Enter the dragon

There’s plenty to enjoy in part two of The Hobbit trilogy

He can smell you, Bilbo.

He can smell you, Bilbo.

The Hobbit: The Desolation of Smaug
Starring Ian McKellen and Martin Freeman. Directed by Peter Jackson. Cinemark 14, Feather River Cinemas and Paradise Cinema 7. Rated PG-13.
Rated 3.0

I have to cop that I’m not a big fan of director Peter Jackson’s current approach to narrative: the stretching of a single story arc over the course of three winters. Especially since the lean narrative of J.R.R. Tolkien’s book The Hobbit could have comfortably fit into a three-hour movie. But that’s neither here, there, nor back again. I’m not the target demographic. But I used to be, way back when.

Regardless, gauging from the whoops and cheers from the kids during the showing I attended, Jackson nails it satisfactorily in The Hobbit: The Desolation of Smaug, the second part of his three-part film adaptation of the book.

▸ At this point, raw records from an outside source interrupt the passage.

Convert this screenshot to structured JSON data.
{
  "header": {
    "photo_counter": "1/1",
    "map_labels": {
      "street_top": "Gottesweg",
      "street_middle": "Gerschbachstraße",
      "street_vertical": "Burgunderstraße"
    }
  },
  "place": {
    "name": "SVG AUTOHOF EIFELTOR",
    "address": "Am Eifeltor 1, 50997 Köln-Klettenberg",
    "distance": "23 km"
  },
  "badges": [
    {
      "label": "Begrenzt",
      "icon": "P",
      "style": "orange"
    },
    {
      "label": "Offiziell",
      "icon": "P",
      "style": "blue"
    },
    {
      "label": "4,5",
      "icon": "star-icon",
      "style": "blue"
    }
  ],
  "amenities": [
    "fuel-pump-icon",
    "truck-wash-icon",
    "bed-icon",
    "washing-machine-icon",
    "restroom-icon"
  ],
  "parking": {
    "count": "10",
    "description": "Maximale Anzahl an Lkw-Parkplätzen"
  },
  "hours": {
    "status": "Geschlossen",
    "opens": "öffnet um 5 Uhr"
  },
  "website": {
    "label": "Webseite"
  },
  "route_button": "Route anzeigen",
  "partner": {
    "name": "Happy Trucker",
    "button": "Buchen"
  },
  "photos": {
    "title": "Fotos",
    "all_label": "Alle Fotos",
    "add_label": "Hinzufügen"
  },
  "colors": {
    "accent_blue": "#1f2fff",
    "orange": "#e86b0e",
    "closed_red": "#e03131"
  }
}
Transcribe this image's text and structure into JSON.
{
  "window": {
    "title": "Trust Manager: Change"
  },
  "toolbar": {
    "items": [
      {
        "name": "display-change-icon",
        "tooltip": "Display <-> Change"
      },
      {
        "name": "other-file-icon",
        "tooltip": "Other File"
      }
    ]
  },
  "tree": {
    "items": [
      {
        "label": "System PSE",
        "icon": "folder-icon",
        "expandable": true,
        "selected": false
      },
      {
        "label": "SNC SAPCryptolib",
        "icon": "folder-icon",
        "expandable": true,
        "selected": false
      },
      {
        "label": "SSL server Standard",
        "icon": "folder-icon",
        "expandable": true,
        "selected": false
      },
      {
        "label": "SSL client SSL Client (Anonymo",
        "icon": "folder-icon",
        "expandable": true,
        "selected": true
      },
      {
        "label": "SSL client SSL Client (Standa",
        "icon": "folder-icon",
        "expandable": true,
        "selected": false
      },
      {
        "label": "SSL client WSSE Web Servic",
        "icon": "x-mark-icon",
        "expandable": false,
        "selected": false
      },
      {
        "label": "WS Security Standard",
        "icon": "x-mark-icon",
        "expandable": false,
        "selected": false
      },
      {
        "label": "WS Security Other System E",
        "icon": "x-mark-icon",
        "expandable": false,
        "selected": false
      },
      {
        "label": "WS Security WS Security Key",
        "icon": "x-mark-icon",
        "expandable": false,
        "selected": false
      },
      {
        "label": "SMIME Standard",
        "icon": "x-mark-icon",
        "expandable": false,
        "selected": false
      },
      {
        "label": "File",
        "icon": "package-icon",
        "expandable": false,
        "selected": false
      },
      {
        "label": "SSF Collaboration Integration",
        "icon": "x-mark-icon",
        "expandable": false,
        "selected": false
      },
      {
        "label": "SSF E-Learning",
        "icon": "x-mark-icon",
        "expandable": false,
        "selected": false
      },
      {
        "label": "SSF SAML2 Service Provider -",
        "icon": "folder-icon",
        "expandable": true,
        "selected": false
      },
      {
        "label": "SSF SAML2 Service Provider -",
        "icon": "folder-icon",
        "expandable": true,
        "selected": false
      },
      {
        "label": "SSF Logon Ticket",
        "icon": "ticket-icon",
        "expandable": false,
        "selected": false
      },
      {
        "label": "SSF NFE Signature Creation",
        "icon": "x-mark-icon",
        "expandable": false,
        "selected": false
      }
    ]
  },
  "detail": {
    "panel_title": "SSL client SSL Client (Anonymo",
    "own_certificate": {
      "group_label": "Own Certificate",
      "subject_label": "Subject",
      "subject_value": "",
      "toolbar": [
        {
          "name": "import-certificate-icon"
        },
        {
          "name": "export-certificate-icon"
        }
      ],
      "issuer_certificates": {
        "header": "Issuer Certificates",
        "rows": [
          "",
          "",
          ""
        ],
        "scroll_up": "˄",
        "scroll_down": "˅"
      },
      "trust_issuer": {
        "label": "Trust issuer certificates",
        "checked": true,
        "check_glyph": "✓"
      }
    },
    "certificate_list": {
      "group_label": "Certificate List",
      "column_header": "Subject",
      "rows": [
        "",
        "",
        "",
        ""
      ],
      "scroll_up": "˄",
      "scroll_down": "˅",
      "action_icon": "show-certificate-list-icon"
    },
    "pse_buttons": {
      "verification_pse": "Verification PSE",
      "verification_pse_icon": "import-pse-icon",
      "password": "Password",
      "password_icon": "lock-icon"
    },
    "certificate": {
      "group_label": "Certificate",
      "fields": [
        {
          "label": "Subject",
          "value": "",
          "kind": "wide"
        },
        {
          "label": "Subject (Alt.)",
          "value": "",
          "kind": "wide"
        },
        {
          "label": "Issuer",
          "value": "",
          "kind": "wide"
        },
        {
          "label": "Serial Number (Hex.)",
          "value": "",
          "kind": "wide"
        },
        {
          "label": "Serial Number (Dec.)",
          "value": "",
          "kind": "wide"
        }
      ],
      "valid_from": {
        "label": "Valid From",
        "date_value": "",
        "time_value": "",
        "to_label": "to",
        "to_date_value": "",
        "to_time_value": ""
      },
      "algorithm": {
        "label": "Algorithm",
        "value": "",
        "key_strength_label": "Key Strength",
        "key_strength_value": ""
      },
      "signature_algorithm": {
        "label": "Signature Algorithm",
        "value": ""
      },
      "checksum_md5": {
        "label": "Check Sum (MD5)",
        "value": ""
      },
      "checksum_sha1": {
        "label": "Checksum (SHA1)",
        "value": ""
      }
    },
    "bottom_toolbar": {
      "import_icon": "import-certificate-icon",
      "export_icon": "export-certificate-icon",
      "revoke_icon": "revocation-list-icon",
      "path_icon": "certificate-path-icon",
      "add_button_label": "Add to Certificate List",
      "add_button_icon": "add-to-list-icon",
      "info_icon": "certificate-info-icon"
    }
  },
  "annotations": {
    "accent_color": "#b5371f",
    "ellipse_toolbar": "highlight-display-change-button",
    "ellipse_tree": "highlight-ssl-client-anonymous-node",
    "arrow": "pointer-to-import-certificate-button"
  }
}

And it’s not as though I didn’t enjoy it myself—the vistas were perfectly lovely to look at in a way that evoked the fantasy paintings of old Brothers Hildebrandt book covers; the action is properly fast, furious and heroic. Plus the icky romantic stuff (which I don’t recall from 40 years ago, when I last read the book) doesn’t take up too much of the 161 minutes of running time.

Admittedly, the nearly three hours of movie doesn’t seem that long. The action picks up from where we left off with Gandolf (Ian McKellen), Bilbo (Martin Freeman) and the dwarf posse setting off to the evil woods of Mirkwood and a confrontation with the foul dragon Smaug (deliciously voiced by Benedict Cumberbatch) in the hall of the former mountain king. But first they have to confront giant spiders, rampaging orcs and cranky elves before barrel-riding on down into the degraded village of Laketown.

As the second entry in the sprawling narrative, it’s mostly setting up the characters who will serve their function in the conclusion next year, but at least Jackson finds a moderately satisfying point at which to leave us cliffhanging.

Jackson (along with his usual co-screenwriters, including special guest Guillermo del Toro) keeps a lot of plates spinning here, padding the source material with additional storylines from Tolkien’s dusty side notes, and he does a competent job. Some of it doesn’t feel entirely necessary, like the expansion of the role of Bard the Bowman’s family life, and the banal Laketown demagogue (Stephen Fry) and his cartoonish minion seem to have stepped directly off the set of the BBC sitcom Blackadder.

And, if you want to be nitpicky, there’s a kind of rushed quality to the practical makeup effects, with sporadic slipping wigs and peeling prosthetics, but it’s not all that distracting during the course of all the bouncing around that the characters are doing.

When Bilbo and crew arrive to confront Smaug, the film settles down into a fine-tuned hum.

Obviously, as an epic, it’s not as subtextually satisfying as the The Lord of the Rings trilogy, because it wasn’t intended to be an epic. But one feels that when this trilogy is completed, it’ll serve nicely as the run-up to Jackson’s true masterwork. All told, it’ll be, what, damn near 20 hours of movie when run together?